* Work order
Reply with nothing but the number of lines in the data below where the word "title" occurs.

Dataset entries
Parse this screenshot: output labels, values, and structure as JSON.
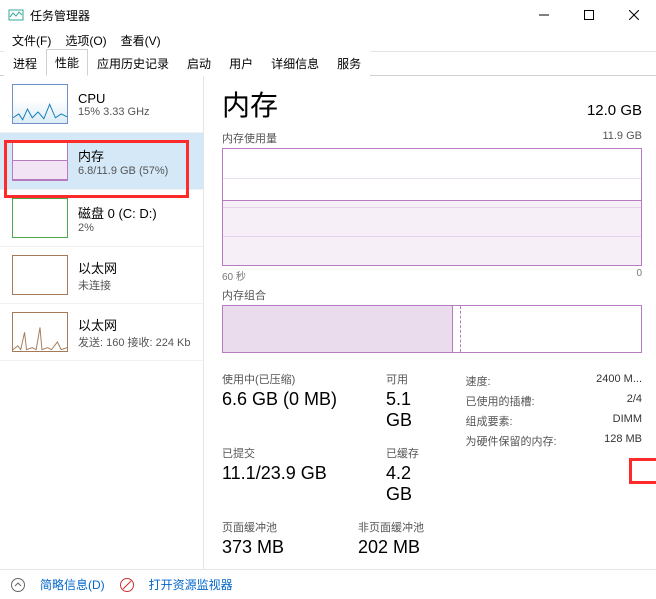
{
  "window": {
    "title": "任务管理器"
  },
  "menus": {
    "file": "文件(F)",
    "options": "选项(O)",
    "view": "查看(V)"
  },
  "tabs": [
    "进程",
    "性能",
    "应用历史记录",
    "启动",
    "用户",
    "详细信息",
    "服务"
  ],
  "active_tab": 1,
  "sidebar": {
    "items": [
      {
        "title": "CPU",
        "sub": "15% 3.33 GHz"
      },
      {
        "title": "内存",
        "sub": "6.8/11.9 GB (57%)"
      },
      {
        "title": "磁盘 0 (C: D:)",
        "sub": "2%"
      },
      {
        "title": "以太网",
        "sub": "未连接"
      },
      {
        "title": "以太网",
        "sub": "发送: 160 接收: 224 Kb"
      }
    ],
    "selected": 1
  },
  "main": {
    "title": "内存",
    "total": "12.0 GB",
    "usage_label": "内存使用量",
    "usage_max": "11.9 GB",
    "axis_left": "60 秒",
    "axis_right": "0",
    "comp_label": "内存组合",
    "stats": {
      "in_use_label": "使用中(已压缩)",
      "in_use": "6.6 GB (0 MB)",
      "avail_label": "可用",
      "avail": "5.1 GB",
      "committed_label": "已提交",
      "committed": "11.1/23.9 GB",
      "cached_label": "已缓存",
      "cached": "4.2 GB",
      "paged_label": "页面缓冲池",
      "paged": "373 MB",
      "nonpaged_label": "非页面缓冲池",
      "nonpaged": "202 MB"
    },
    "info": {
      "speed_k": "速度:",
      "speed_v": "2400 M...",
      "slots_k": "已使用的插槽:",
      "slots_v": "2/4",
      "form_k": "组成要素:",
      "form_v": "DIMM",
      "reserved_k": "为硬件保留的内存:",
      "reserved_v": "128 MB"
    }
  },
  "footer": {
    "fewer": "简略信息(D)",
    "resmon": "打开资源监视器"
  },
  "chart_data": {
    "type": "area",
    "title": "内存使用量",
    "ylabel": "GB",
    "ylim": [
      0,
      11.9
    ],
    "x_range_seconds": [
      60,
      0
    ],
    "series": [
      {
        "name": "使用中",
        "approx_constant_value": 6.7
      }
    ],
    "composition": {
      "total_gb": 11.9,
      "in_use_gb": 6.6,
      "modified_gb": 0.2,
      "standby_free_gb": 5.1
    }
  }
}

* Answer space
8